━━━━━ ENTRIES SHOWN
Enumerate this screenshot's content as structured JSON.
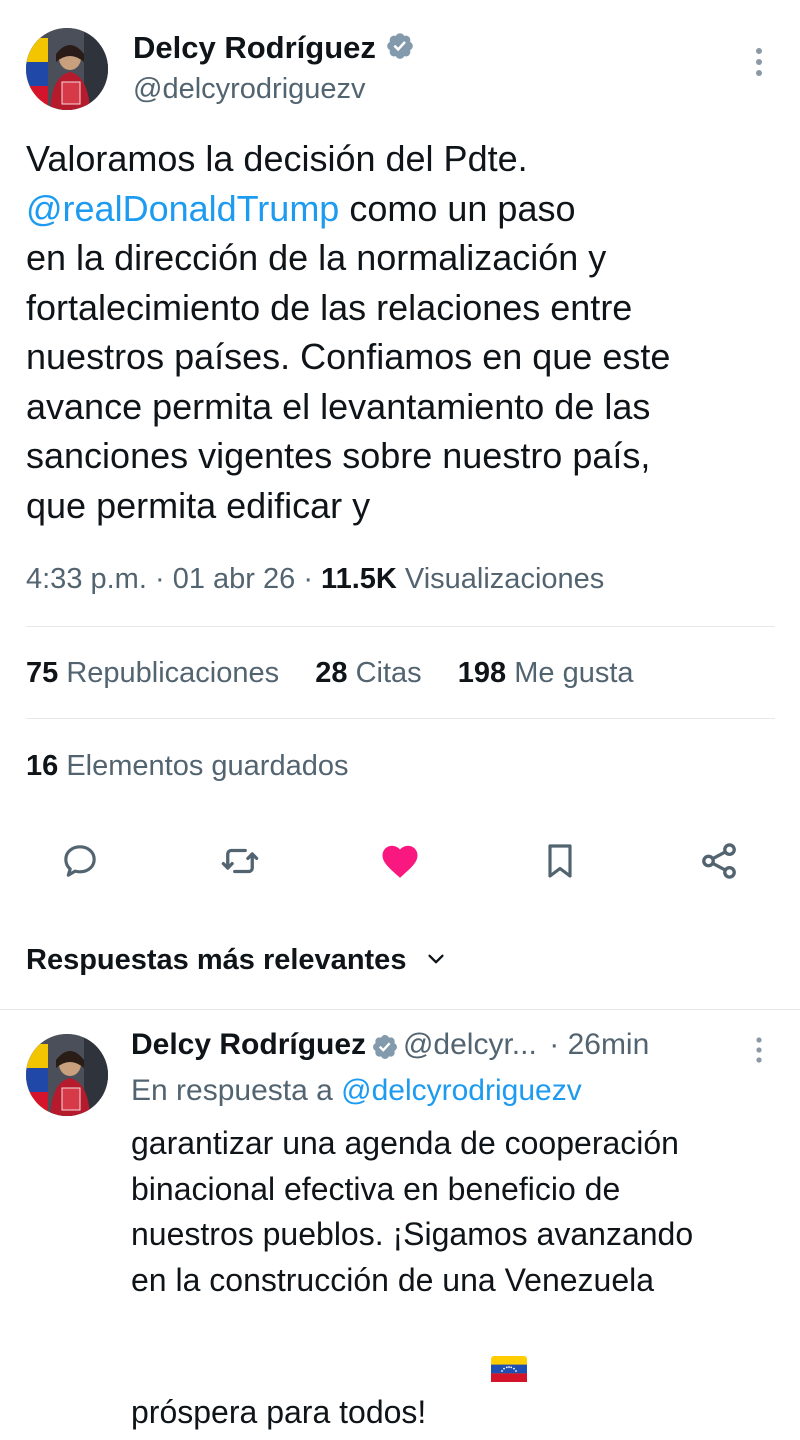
{
  "tweet": {
    "author_name": "Delcy Rodríguez",
    "author_handle": "@delcyrodriguezv",
    "text_lines": [
      "Valoramos la decisión del Pdte.",
      "@realDonaldTrump",
      " como un paso",
      "en la dirección de la normalización y",
      "fortalecimiento de las relaciones entre",
      "nuestros países. Confiamos en que este",
      "avance permita el levantamiento de las",
      "sanciones vigentes sobre nuestro país,",
      "que permita edificar y"
    ],
    "time": "4:33 p.m.",
    "sep": "·",
    "date": "01 abr 26",
    "views_count": "11.5K",
    "views_label": "Visualizaciones"
  },
  "stats": {
    "reposts_count": "75",
    "reposts_label": "Republicaciones",
    "quotes_count": "28",
    "quotes_label": "Citas",
    "likes_count": "198",
    "likes_label": "Me gusta",
    "bookmarks_count": "16",
    "bookmarks_label": "Elementos guardados"
  },
  "actions": [
    "reply-icon",
    "repost-icon",
    "like-icon",
    "bookmark-icon",
    "share-icon"
  ],
  "colors": {
    "accent": "#1d9bf0",
    "like": "#f91880",
    "muted": "#536471",
    "verified": "#829aab"
  },
  "replies": {
    "section_title": "Respuestas más relevantes",
    "items": [
      {
        "author_name": "Delcy Rodríguez",
        "author_handle": "@delcyr...",
        "time": "· 26min",
        "in_reply_prefix": "En respuesta a ",
        "in_reply_handle": "@delcyrodriguezv",
        "text_lines": [
          "garantizar una agenda de cooperación",
          "binacional efectiva en beneficio de",
          "nuestros pueblos. ¡Sigamos avanzando",
          "en la construcción de una Venezuela",
          "próspera para todos! "
        ],
        "flag_emoji": "🇻🇪"
      }
    ]
  }
}
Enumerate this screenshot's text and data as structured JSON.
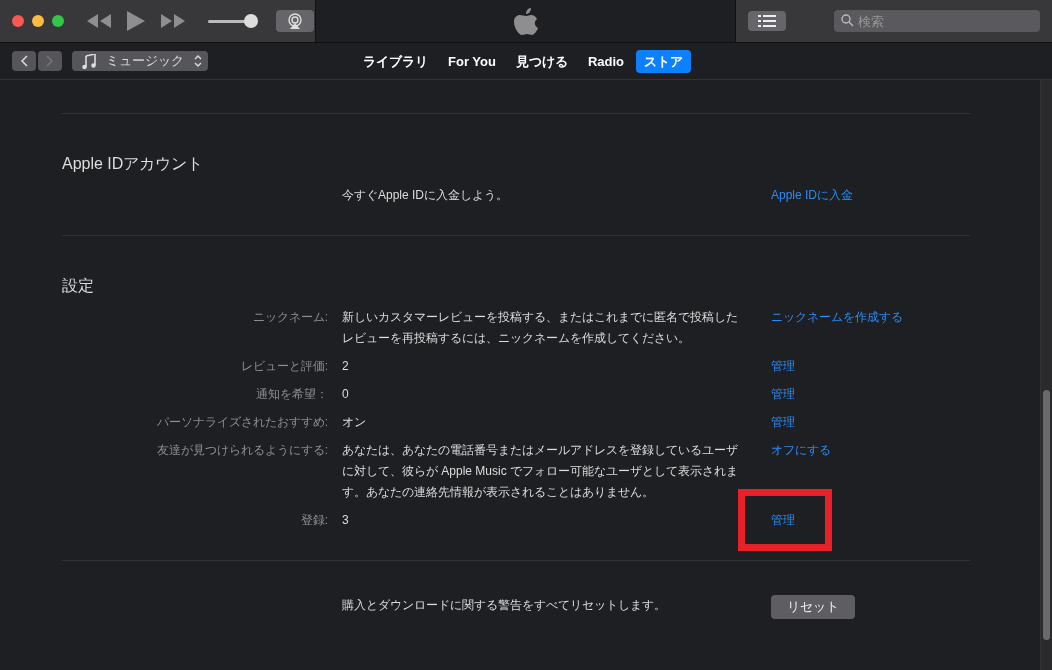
{
  "toolbar": {
    "volume": {
      "level": 0.85
    },
    "search": {
      "placeholder": "検索"
    }
  },
  "nav": {
    "media_picker": "ミュージック",
    "tabs": [
      {
        "label": "ライブラリ",
        "selected": false
      },
      {
        "label": "For You",
        "selected": false
      },
      {
        "label": "見つける",
        "selected": false
      },
      {
        "label": "Radio",
        "selected": false
      },
      {
        "label": "ストア",
        "selected": true
      }
    ]
  },
  "sections": [
    {
      "title": "Apple IDアカウント",
      "rows": [
        {
          "value": "今すぐApple IDに入金しよう。",
          "link": "Apple IDに入金",
          "highlighted": false
        }
      ]
    },
    {
      "title": "設定",
      "rows": [
        {
          "label": "ニックネーム:",
          "value": "新しいカスタマーレビューを投稿する、またはこれまでに匿名で投稿したレビューを再投稿するには、ニックネームを作成してください。",
          "link": "ニックネームを作成する",
          "highlighted": false
        },
        {
          "label": "レビューと評価:",
          "value": "2",
          "link": "管理",
          "highlighted": false
        },
        {
          "label": "通知を希望：",
          "value": "0",
          "link": "管理",
          "highlighted": false
        },
        {
          "label": "パーソナライズされたおすすめ:",
          "value": "オン",
          "link": "管理",
          "highlighted": false
        },
        {
          "label": "友達が見つけられるようにする:",
          "value": "あなたは、あなたの電話番号またはメールアドレスを登録しているユーザに対して、彼らが Apple Music でフォロー可能なユーザとして表示されます。あなたの連絡先情報が表示されることはありません。",
          "link": "オフにする",
          "highlighted": false
        },
        {
          "label": "登録:",
          "value": "3",
          "link": "管理",
          "highlighted": true
        }
      ]
    },
    {
      "rows": [
        {
          "value": "購入とダウンロードに関する警告をすべてリセットします。",
          "button": "リセット",
          "highlighted": false
        }
      ]
    }
  ]
}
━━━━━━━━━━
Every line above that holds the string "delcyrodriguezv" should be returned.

    "author_handle": "@delcyrodriguezv",
        "in_reply_handle": "@delcyrodriguezv",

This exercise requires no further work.